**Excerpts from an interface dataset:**
- Opening Delimiter -
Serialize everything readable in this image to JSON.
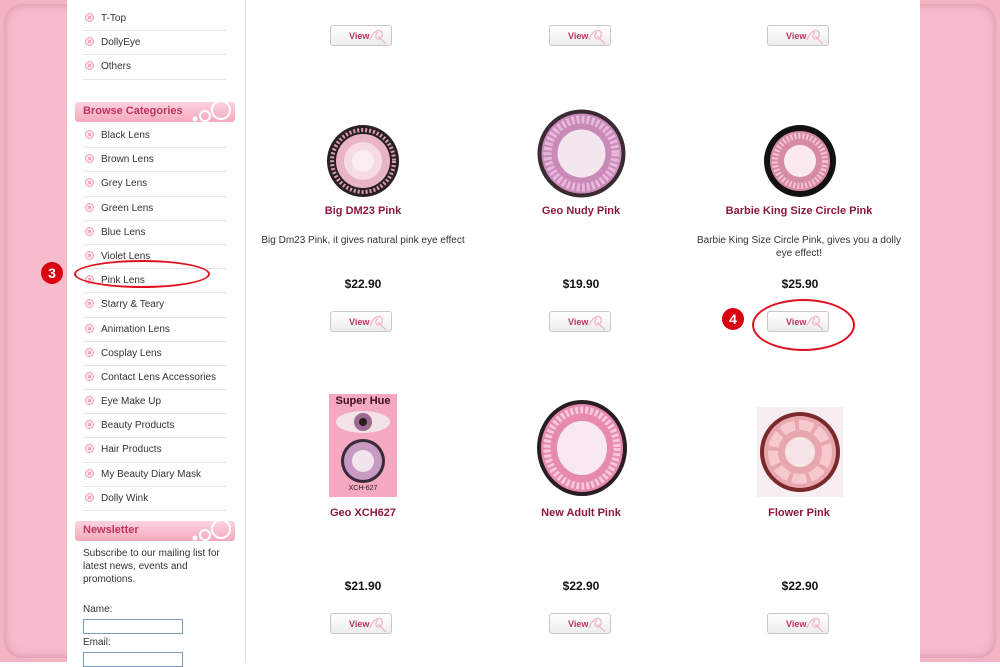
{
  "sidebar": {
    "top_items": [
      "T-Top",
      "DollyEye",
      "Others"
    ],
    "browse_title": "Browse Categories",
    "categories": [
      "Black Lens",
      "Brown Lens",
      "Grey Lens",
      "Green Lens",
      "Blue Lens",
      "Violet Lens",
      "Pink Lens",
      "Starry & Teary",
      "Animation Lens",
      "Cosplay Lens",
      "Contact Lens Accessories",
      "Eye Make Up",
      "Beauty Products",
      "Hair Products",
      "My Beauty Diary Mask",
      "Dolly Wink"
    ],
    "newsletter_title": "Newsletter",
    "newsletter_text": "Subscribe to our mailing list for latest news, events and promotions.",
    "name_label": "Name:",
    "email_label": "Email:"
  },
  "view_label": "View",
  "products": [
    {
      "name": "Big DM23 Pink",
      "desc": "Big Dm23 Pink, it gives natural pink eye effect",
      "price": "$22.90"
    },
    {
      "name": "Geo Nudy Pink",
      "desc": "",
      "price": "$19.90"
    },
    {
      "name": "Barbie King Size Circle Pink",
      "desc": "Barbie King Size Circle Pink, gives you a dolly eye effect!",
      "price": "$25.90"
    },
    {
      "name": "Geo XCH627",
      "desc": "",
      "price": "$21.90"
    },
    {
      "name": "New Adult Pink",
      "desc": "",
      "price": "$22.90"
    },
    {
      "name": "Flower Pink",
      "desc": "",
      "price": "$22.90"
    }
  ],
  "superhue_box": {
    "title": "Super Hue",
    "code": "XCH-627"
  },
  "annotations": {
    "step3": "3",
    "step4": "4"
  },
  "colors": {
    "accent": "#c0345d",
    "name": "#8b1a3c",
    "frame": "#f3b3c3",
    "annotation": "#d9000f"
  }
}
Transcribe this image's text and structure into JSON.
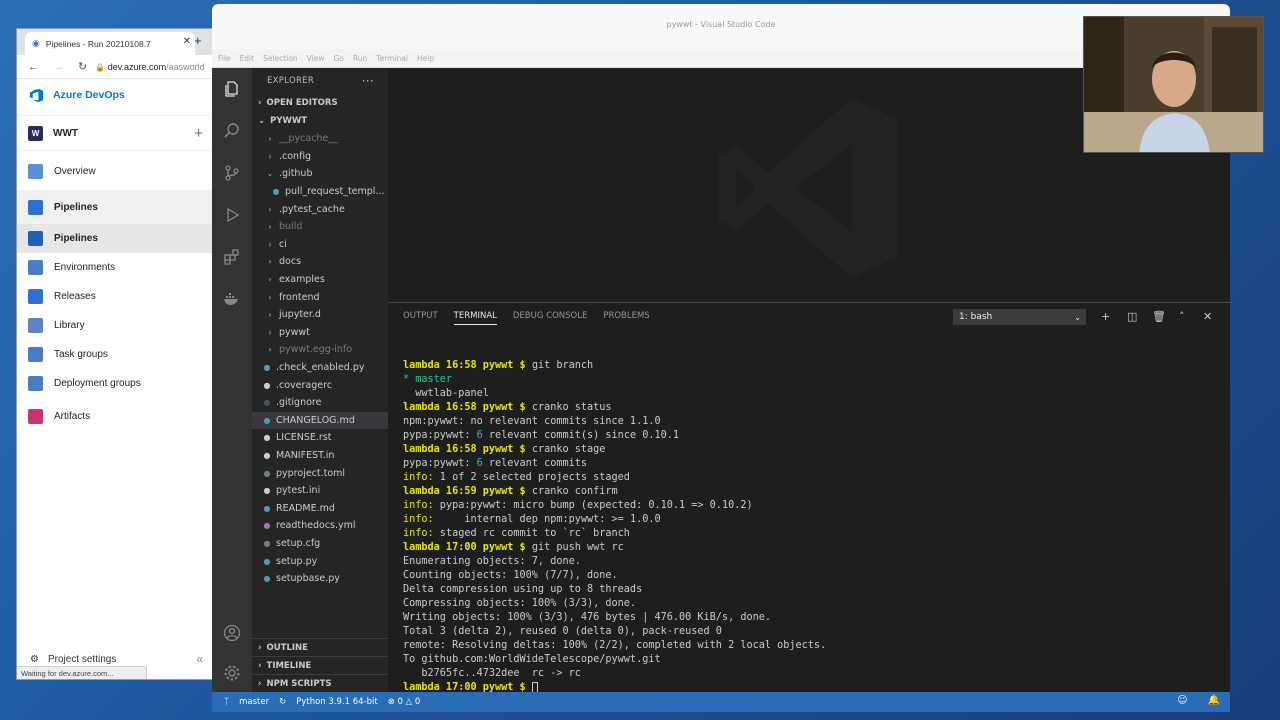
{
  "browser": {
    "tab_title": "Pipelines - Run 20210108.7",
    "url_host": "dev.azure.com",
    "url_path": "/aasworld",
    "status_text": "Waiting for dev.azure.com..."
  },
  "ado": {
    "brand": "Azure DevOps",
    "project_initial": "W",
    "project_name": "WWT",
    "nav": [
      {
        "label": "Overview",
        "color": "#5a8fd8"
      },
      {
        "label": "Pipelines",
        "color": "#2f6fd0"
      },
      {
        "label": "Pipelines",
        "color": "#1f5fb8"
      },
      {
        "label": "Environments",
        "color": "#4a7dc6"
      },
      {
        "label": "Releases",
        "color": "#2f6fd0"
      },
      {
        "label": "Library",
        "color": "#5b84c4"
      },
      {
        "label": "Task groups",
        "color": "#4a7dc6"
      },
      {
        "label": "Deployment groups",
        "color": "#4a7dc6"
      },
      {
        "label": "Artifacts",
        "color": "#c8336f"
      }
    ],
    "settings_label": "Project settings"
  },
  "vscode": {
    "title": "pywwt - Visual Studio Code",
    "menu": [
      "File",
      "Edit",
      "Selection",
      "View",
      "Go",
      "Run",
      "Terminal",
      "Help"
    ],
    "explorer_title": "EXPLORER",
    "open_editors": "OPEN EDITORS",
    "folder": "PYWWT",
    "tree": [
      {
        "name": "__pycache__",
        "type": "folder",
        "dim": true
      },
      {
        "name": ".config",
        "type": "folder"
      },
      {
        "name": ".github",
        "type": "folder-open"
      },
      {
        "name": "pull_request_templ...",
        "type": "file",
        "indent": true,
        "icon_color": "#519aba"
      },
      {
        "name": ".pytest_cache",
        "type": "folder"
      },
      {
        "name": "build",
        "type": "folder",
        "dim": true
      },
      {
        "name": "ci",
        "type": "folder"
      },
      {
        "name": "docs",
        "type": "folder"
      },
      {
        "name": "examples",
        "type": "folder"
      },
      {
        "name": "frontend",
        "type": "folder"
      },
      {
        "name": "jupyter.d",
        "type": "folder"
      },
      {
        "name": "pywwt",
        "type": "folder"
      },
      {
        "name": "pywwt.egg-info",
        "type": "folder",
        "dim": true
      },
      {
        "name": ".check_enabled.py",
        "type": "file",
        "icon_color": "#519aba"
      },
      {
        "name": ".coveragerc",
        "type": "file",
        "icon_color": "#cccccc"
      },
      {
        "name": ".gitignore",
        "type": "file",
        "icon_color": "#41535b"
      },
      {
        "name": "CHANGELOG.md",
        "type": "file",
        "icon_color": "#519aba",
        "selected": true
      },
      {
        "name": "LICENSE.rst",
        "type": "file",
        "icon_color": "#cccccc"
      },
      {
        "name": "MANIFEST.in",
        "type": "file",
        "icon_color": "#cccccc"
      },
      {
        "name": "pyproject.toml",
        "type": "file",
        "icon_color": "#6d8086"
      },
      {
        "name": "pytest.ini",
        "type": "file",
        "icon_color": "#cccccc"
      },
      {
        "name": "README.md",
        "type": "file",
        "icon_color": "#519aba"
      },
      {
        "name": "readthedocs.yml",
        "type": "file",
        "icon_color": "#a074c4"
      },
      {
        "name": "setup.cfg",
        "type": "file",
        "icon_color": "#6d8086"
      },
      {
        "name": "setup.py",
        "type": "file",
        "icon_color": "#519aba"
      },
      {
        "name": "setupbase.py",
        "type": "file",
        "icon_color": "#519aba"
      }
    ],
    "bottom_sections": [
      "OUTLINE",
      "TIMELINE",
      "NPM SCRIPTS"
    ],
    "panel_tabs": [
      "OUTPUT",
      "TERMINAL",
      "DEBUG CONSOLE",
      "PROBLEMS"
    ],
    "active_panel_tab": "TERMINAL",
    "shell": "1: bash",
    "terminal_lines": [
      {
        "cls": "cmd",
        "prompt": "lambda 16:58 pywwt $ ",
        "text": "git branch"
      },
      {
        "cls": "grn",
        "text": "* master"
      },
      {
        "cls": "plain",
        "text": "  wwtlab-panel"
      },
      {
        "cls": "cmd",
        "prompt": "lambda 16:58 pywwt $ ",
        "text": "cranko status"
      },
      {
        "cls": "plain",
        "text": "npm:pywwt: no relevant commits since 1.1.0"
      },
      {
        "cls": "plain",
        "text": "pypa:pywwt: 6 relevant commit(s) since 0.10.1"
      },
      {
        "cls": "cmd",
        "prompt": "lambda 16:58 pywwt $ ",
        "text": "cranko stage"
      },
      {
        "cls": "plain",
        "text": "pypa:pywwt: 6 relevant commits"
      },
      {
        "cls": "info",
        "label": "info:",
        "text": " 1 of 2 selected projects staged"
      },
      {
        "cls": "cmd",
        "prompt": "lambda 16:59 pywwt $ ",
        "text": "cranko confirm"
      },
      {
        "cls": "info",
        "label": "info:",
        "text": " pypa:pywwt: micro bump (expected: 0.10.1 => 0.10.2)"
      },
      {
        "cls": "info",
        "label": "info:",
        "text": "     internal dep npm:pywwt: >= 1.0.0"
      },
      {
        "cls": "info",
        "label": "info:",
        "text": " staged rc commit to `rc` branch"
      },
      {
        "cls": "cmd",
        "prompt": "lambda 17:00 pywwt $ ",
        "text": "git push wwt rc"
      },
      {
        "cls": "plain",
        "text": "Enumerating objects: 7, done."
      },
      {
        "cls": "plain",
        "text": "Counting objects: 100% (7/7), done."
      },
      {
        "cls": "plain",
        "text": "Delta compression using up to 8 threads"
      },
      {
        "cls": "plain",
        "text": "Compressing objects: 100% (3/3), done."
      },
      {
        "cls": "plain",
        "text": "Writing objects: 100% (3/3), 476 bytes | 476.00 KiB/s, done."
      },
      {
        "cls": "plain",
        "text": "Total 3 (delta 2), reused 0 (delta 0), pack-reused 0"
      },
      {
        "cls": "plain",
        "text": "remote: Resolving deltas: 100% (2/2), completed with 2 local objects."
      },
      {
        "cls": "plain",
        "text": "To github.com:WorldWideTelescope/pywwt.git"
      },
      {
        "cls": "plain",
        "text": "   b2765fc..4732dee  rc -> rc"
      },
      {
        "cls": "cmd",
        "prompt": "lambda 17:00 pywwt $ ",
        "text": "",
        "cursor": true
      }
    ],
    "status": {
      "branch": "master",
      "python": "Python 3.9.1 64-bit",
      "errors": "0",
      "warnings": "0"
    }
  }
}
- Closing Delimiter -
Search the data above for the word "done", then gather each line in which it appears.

        "text": "Enumerating objects: 7, done."
        "text": "Counting objects: 100% (7/7), done."
        "text": "Compressing objects: 100% (3/3), done."
        "text": "Writing objects: 100% (3/3), 476 bytes | 476.00 KiB/s, done."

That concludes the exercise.